This week marks the beginning of Pride festivities in the Swedish capital. The tickets sold out immediately, for the partly in-person, partly digital events. 

Pride parade 2019
There won't be a Pride parade like the one in 2019 on the streets of Stockholm this year. Photo: Stina Stjernkvist/TT

You might have noticed rainbow flags popping up on major buildings in Stockholm, and on buses and trams. Sweden has more Pride festivals per capita than any other country and is the largest Pride celebration in the Nordic region, but the Stockholm event is by far the biggest.  

The Pride Parade, which usually attracts around 50,000 participants in a normal year, will be broadcast digitally from Södra Teatern on August 7th on Stockholm Pride’s website and social media. The two-hour broadcast will be led by tenor and debater Rickard Söderberg.

The two major venues of the festival are Pride House, located this year at the Clarion Hotel Stockholm at Skanstull in Södermalm, and Pride Stage, which is at Södra Teatern near Slussen.

“We are super happy with the layout and think it feels good for us as an organisation to slowly return to normal.
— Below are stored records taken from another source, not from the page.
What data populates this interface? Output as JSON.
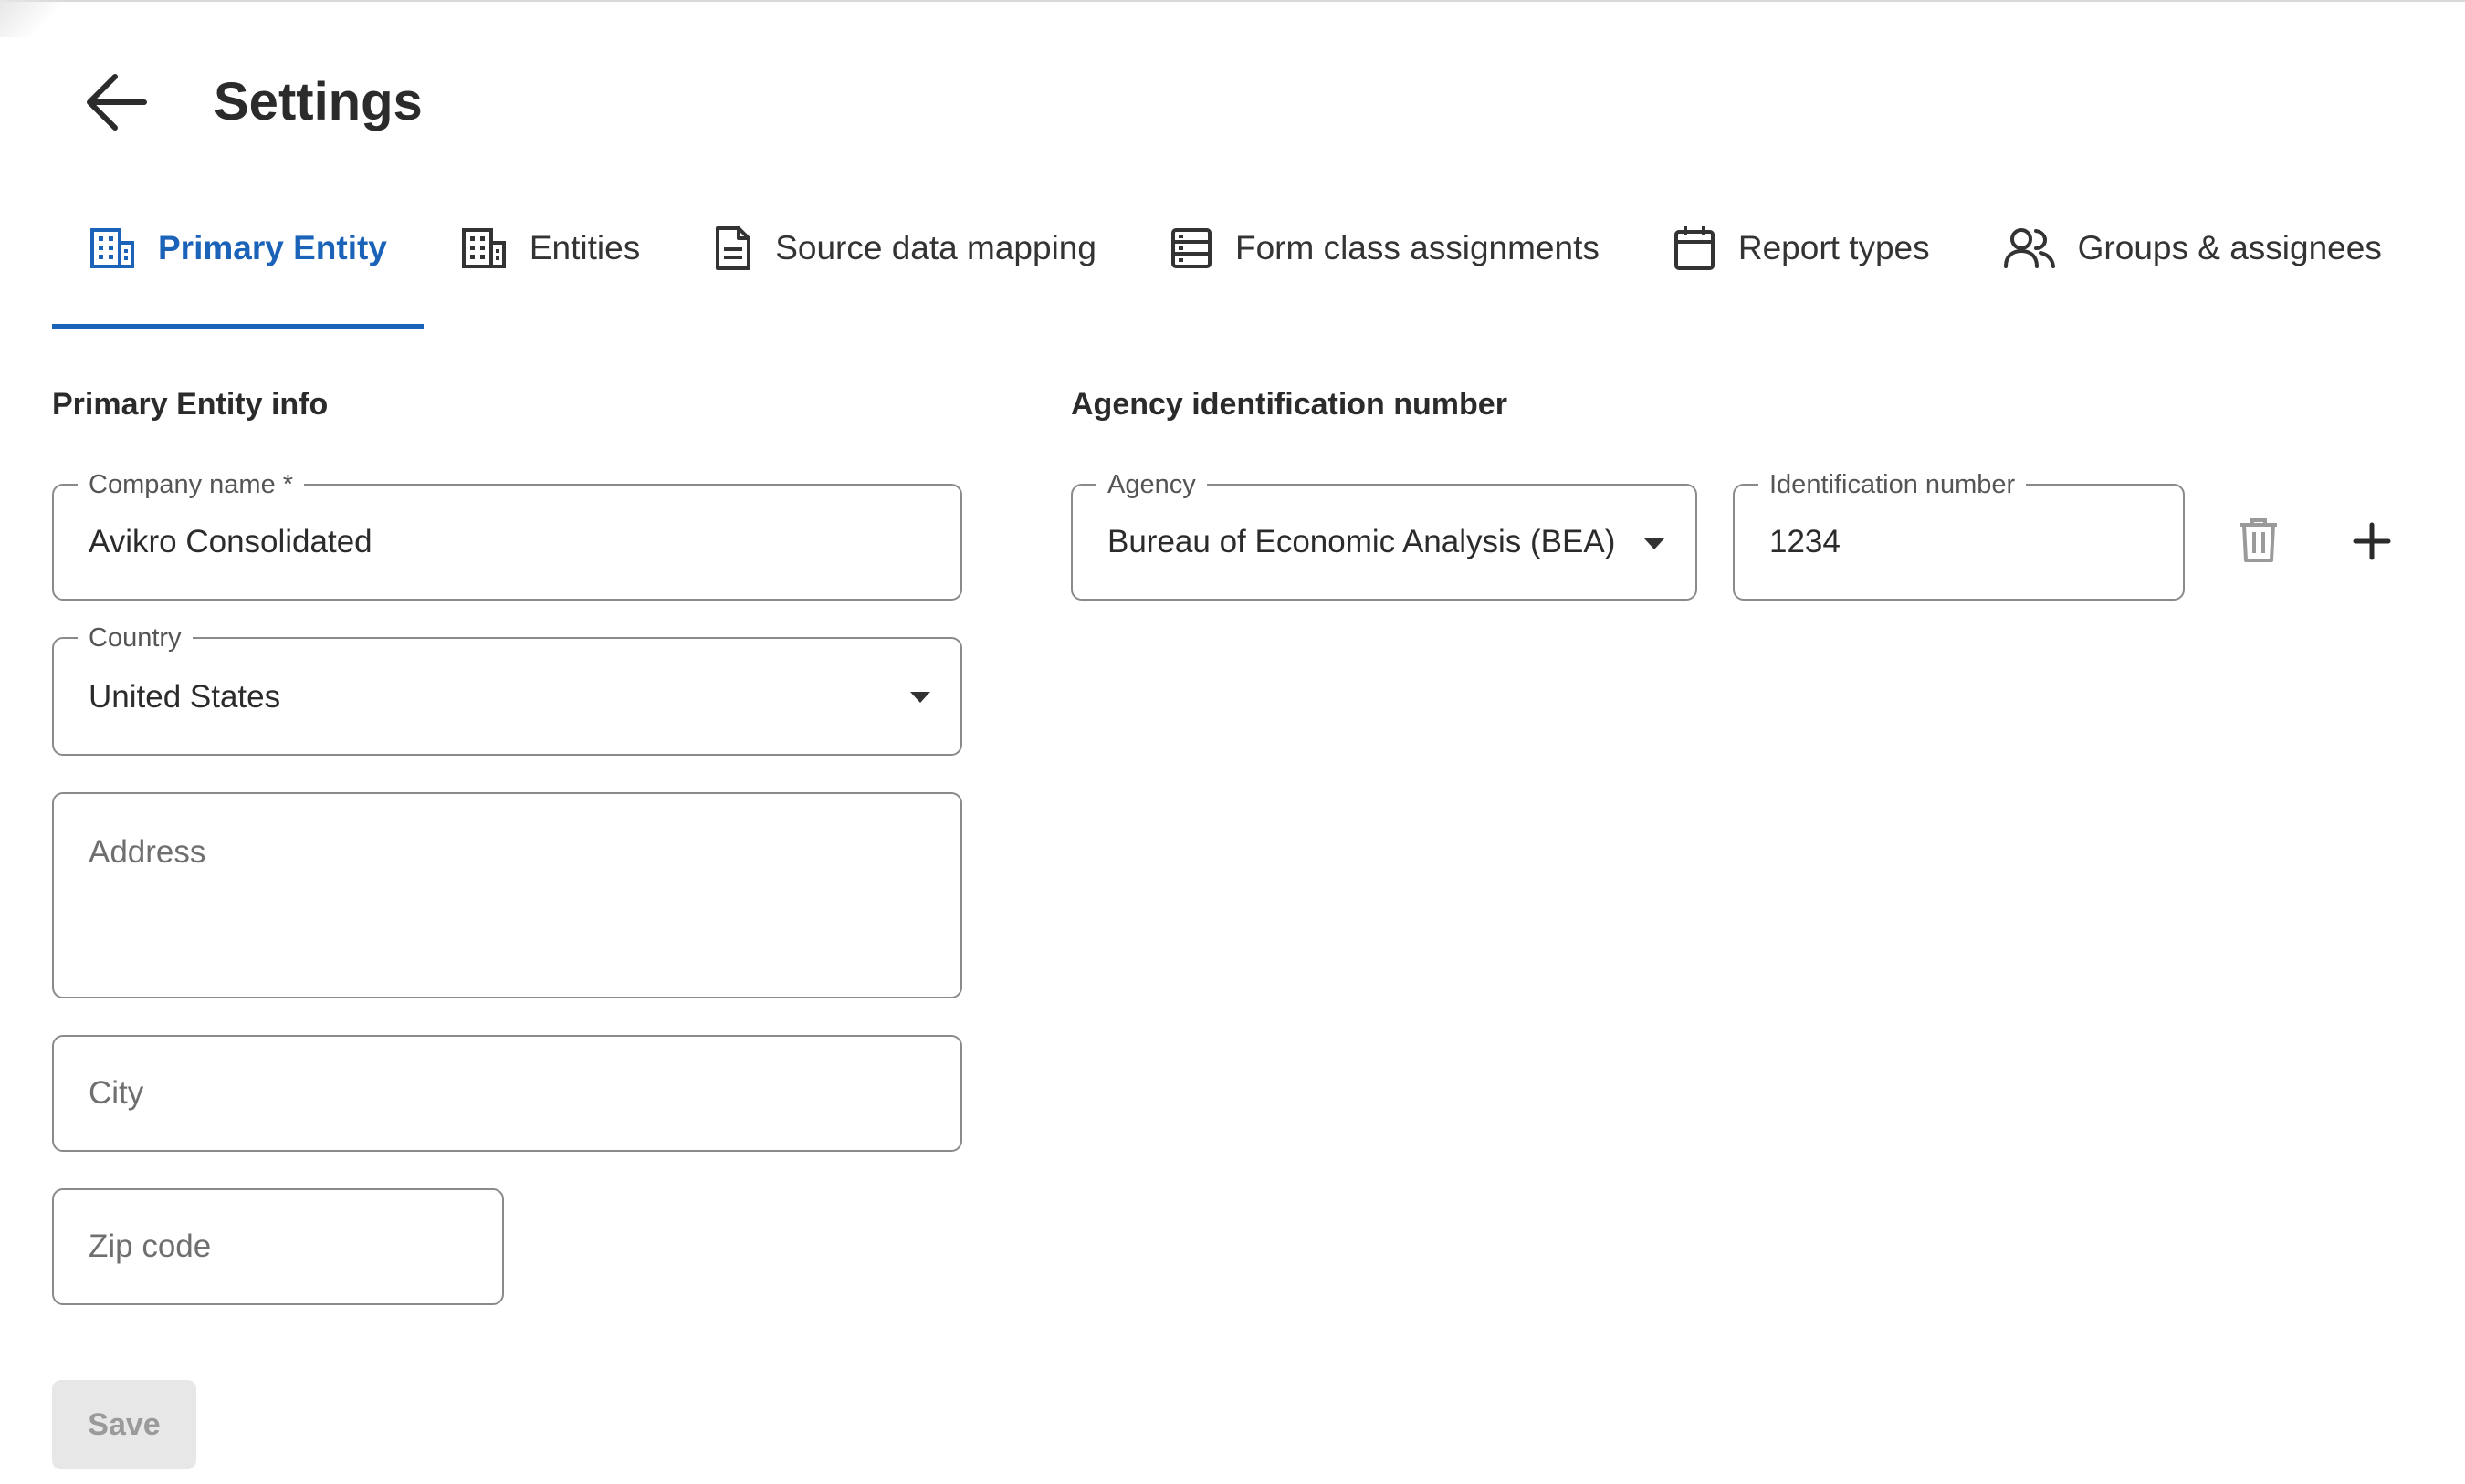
{
  "header": {
    "title": "Settings"
  },
  "tabs": [
    {
      "label": "Primary Entity",
      "icon": "building-icon",
      "active": true
    },
    {
      "label": "Entities",
      "icon": "building-icon",
      "active": false
    },
    {
      "label": "Source data mapping",
      "icon": "document-icon",
      "active": false
    },
    {
      "label": "Form class assignments",
      "icon": "list-icon",
      "active": false
    },
    {
      "label": "Report types",
      "icon": "calendar-icon",
      "active": false
    },
    {
      "label": "Groups & assignees",
      "icon": "users-icon",
      "active": false
    }
  ],
  "primary_entity": {
    "section_title": "Primary Entity info",
    "company_name": {
      "label": "Company name *",
      "value": "Avikro Consolidated"
    },
    "country": {
      "label": "Country",
      "value": "United States"
    },
    "address": {
      "placeholder": "Address"
    },
    "city": {
      "placeholder": "City"
    },
    "zip": {
      "placeholder": "Zip code"
    }
  },
  "agency_section": {
    "section_title": "Agency identification number",
    "agency": {
      "label": "Agency",
      "value": "Bureau of Economic Analysis (BEA)"
    },
    "identification_number": {
      "label": "Identification number",
      "value": "1234"
    }
  },
  "actions": {
    "save_label": "Save"
  },
  "colors": {
    "accent": "#1a63b8",
    "border": "#8a8a8a",
    "disabled_bg": "#e7e7e7",
    "disabled_text": "#9a9a9a"
  }
}
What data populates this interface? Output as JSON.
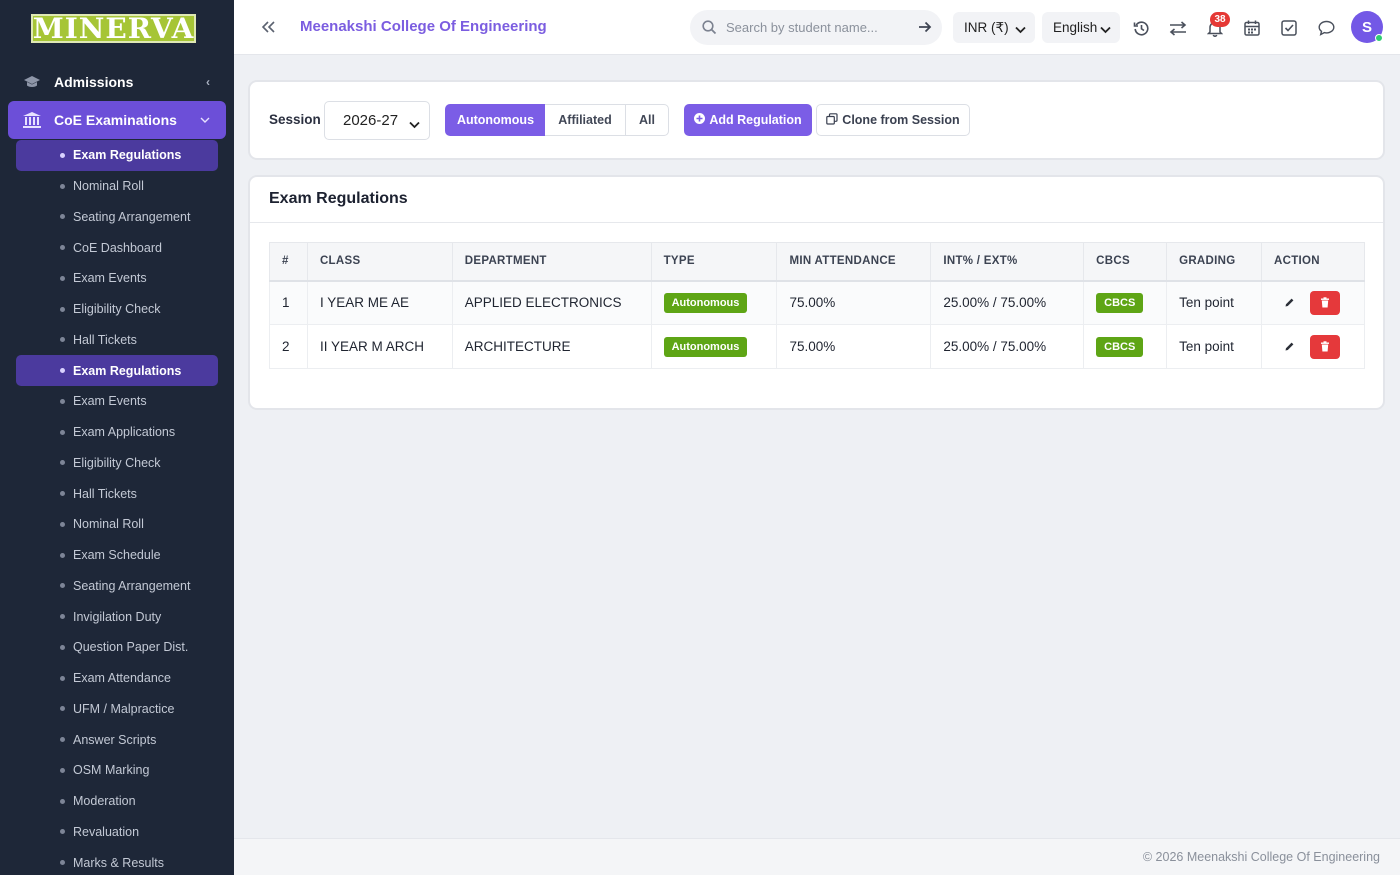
{
  "sidebar": {
    "logo": "MINERVA",
    "admissions_label": "Admissions",
    "coe_label": "CoE Examinations",
    "items": [
      {
        "label": "Exam Regulations",
        "active": true
      },
      {
        "label": "Nominal Roll"
      },
      {
        "label": "Seating Arrangement"
      },
      {
        "label": "CoE Dashboard"
      },
      {
        "label": "Exam Events"
      },
      {
        "label": "Eligibility Check"
      },
      {
        "label": "Hall Tickets"
      },
      {
        "label": "Exam Regulations",
        "active": true
      },
      {
        "label": "Exam Events"
      },
      {
        "label": "Exam Applications"
      },
      {
        "label": "Eligibility Check"
      },
      {
        "label": "Hall Tickets"
      },
      {
        "label": "Nominal Roll"
      },
      {
        "label": "Exam Schedule"
      },
      {
        "label": "Seating Arrangement"
      },
      {
        "label": "Invigilation Duty"
      },
      {
        "label": "Question Paper Dist."
      },
      {
        "label": "Exam Attendance"
      },
      {
        "label": "UFM / Malpractice"
      },
      {
        "label": "Answer Scripts"
      },
      {
        "label": "OSM Marking"
      },
      {
        "label": "Moderation"
      },
      {
        "label": "Revaluation"
      },
      {
        "label": "Marks & Results"
      }
    ]
  },
  "header": {
    "college": "Meenakshi College Of Engineering",
    "search_placeholder": "Search by student name...",
    "currency": "INR (₹)",
    "language": "English",
    "notification_count": "38",
    "avatar_initial": "S"
  },
  "filters": {
    "session_label": "Session",
    "session_value": "2026-27",
    "segments": {
      "autonomous": "Autonomous",
      "affiliated": "Affiliated",
      "all": "All"
    },
    "add_button": "Add Regulation",
    "clone_button": "Clone from Session"
  },
  "regulations": {
    "title": "Exam Regulations",
    "columns": [
      "#",
      "CLASS",
      "DEPARTMENT",
      "TYPE",
      "MIN ATTENDANCE",
      "INT% / EXT%",
      "CBCS",
      "GRADING",
      "ACTION"
    ],
    "rows": [
      {
        "no": "1",
        "class": "I YEAR ME AE",
        "department": "APPLIED ELECTRONICS",
        "type": "Autonomous",
        "min_attendance": "75.00%",
        "int_ext": "25.00% / 75.00%",
        "cbcs": "CBCS",
        "grading": "Ten point"
      },
      {
        "no": "2",
        "class": "II YEAR M ARCH",
        "department": "ARCHITECTURE",
        "type": "Autonomous",
        "min_attendance": "75.00%",
        "int_ext": "25.00% / 75.00%",
        "cbcs": "CBCS",
        "grading": "Ten point"
      }
    ]
  },
  "footer": {
    "text": "© 2026 Meenakshi College Of Engineering"
  },
  "colors": {
    "accent": "#7b5de6",
    "sidebar": "#1e2738",
    "success": "#5ea515",
    "danger": "#e5393b"
  }
}
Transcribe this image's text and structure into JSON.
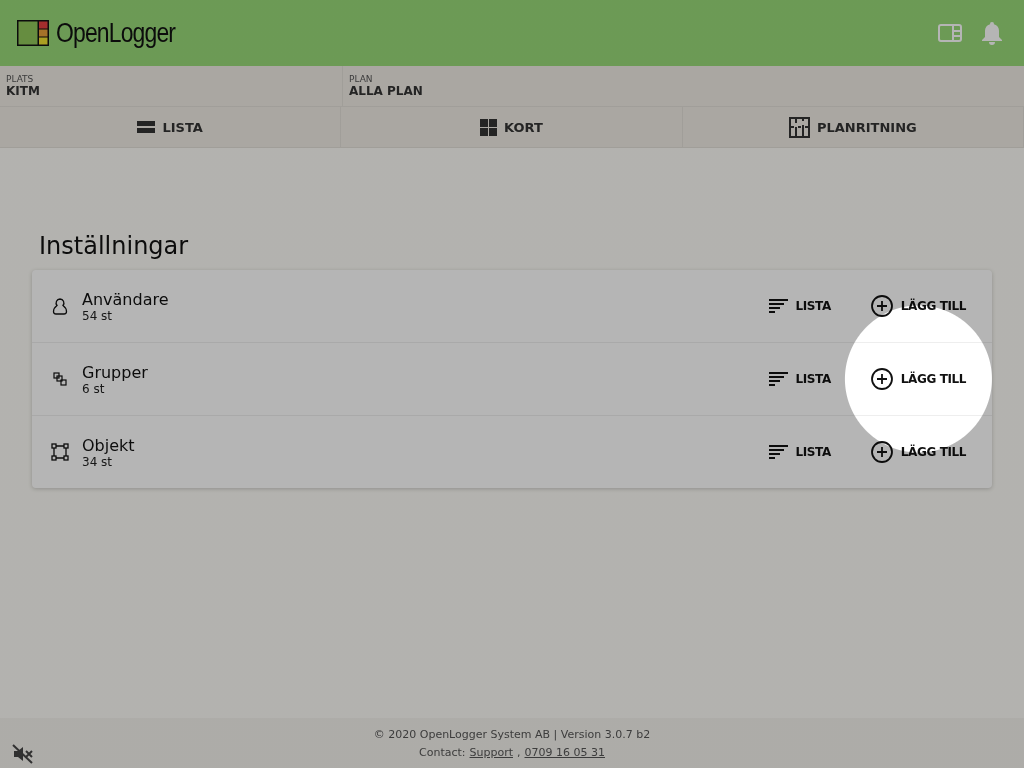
{
  "header": {
    "logo_text": "OpenLogger"
  },
  "location": [
    {
      "label": "PLATS",
      "value": "KITM"
    },
    {
      "label": "PLAN",
      "value": "ALLA PLAN"
    }
  ],
  "view_tabs": [
    {
      "kind": "list",
      "label": "LISTA"
    },
    {
      "kind": "cards",
      "label": "KORT"
    },
    {
      "kind": "floorplan",
      "label": "PLANRITNING"
    }
  ],
  "section_title": "Inställningar",
  "settings": [
    {
      "kind": "user",
      "name": "Användare",
      "count": "54 st",
      "list_label": "LISTA",
      "add_label": "LÄGG TILL",
      "highlighted": false
    },
    {
      "kind": "group",
      "name": "Grupper",
      "count": "6 st",
      "list_label": "LISTA",
      "add_label": "LÄGG TILL",
      "highlighted": true
    },
    {
      "kind": "object",
      "name": "Objekt",
      "count": "34 st",
      "list_label": "LISTA",
      "add_label": "LÄGG TILL",
      "highlighted": false
    }
  ],
  "footer": {
    "copyright": "© 2020 OpenLogger System AB | Version 3.0.7 b2",
    "contact_label": "Contact:",
    "support_link": "Support",
    "separator": ",",
    "phone_link": "0709 16 05 31"
  }
}
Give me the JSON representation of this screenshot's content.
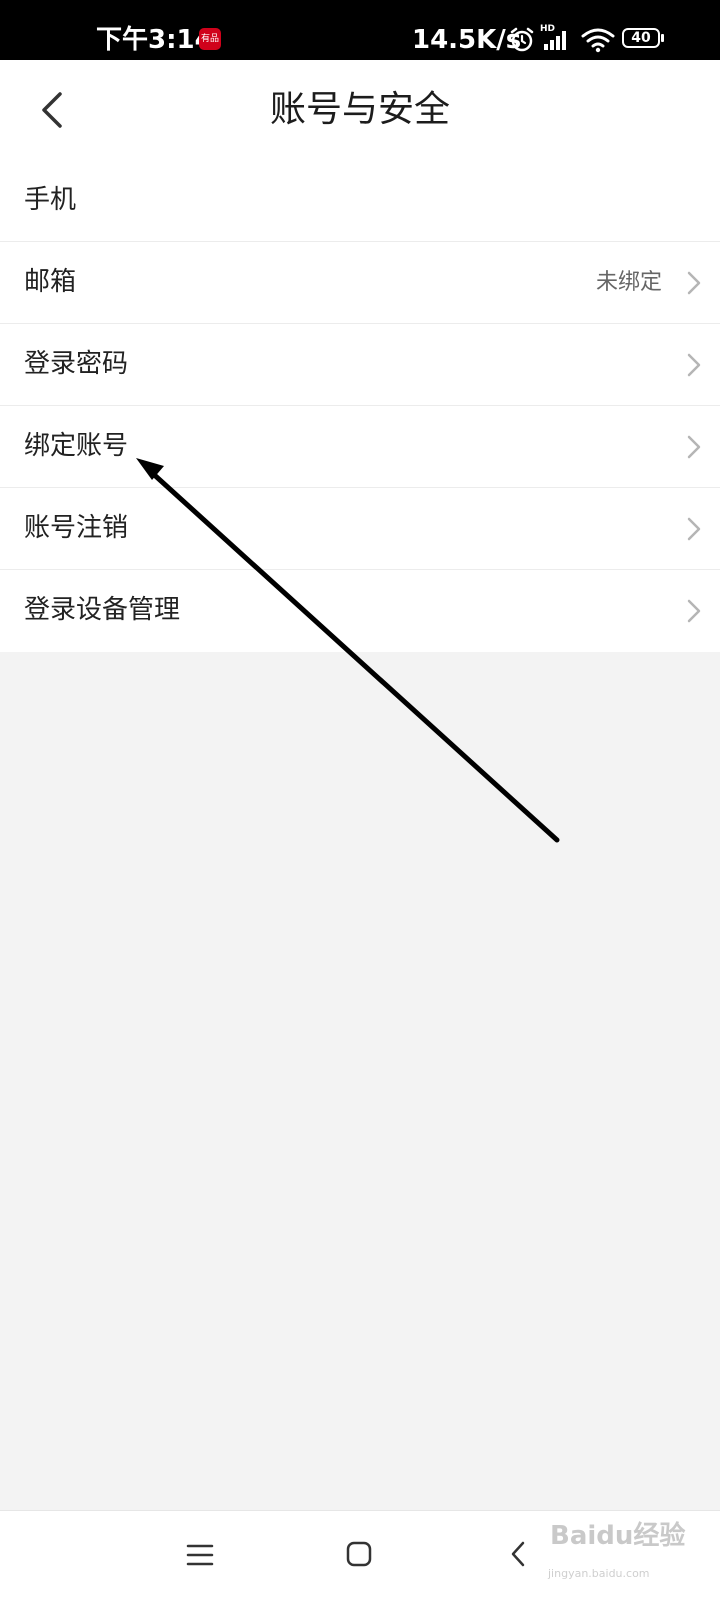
{
  "status_bar": {
    "time": "下午3:14",
    "app_badge": "有品",
    "net_speed": "14.5K/s",
    "network_label": "HD",
    "battery_level": "40"
  },
  "header": {
    "title": "账号与安全"
  },
  "settings": {
    "items": [
      {
        "label": "手机",
        "value": ""
      },
      {
        "label": "邮箱",
        "value": "未绑定"
      },
      {
        "label": "登录密码",
        "value": ""
      },
      {
        "label": "绑定账号",
        "value": ""
      },
      {
        "label": "账号注销",
        "value": ""
      },
      {
        "label": "登录设备管理",
        "value": ""
      }
    ]
  },
  "watermark": {
    "logo": "Baidu经验",
    "url": "jingyan.baidu.com"
  },
  "icons": {
    "back": "chevron-left-icon",
    "row_arrow": "chevron-right-icon",
    "nav_menu": "menu-icon",
    "nav_home": "home-icon",
    "nav_back": "back-icon"
  },
  "colors": {
    "status_bar_bg": "#000000",
    "page_bg": "#f3f3f3",
    "badge_red": "#d0021b",
    "chevron_gray": "#b5b5b5"
  }
}
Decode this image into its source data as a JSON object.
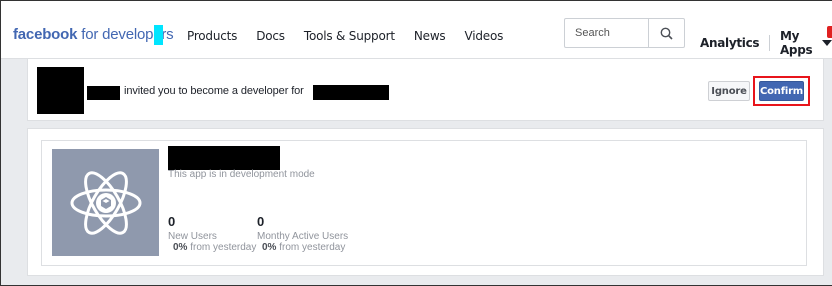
{
  "header": {
    "brand_bold": "facebook",
    "brand_rest": " for developers",
    "nav": [
      "Products",
      "Docs",
      "Tools & Support",
      "News",
      "Videos"
    ],
    "search_placeholder": "Search",
    "analytics": "Analytics",
    "my_apps": "My Apps"
  },
  "invite": {
    "text": "invited you to become a developer for",
    "ignore_label": "Ignore",
    "confirm_label": "Confirm"
  },
  "app": {
    "status": "This app is in development mode",
    "stats": [
      {
        "value": "0",
        "label": "New Users",
        "delta": "0%",
        "delta_suffix": " from yesterday"
      },
      {
        "value": "0",
        "label": "Monthy Active Users",
        "delta": "0%",
        "delta_suffix": " from yesterday"
      }
    ]
  },
  "colors": {
    "brand": "#4267b2",
    "highlight": "#e8141b",
    "icon_bg": "#8f99ad"
  }
}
There are so many who have longed for it,” chairperson of Stockholm Pride, Vix Herjeryd, told the Dagens Nyheter newspaper.

Tickets are required for all indoor events at Södra Teatern to limit the number of people indoors according to pandemic restrictions. But the entire stage programme will also be streamed on a big screen open air on Mosebacketerassen, which doesn’t require a ticket.  

You can read more about this year’s Pride programme on the Stockholm Pride website (in Swedish).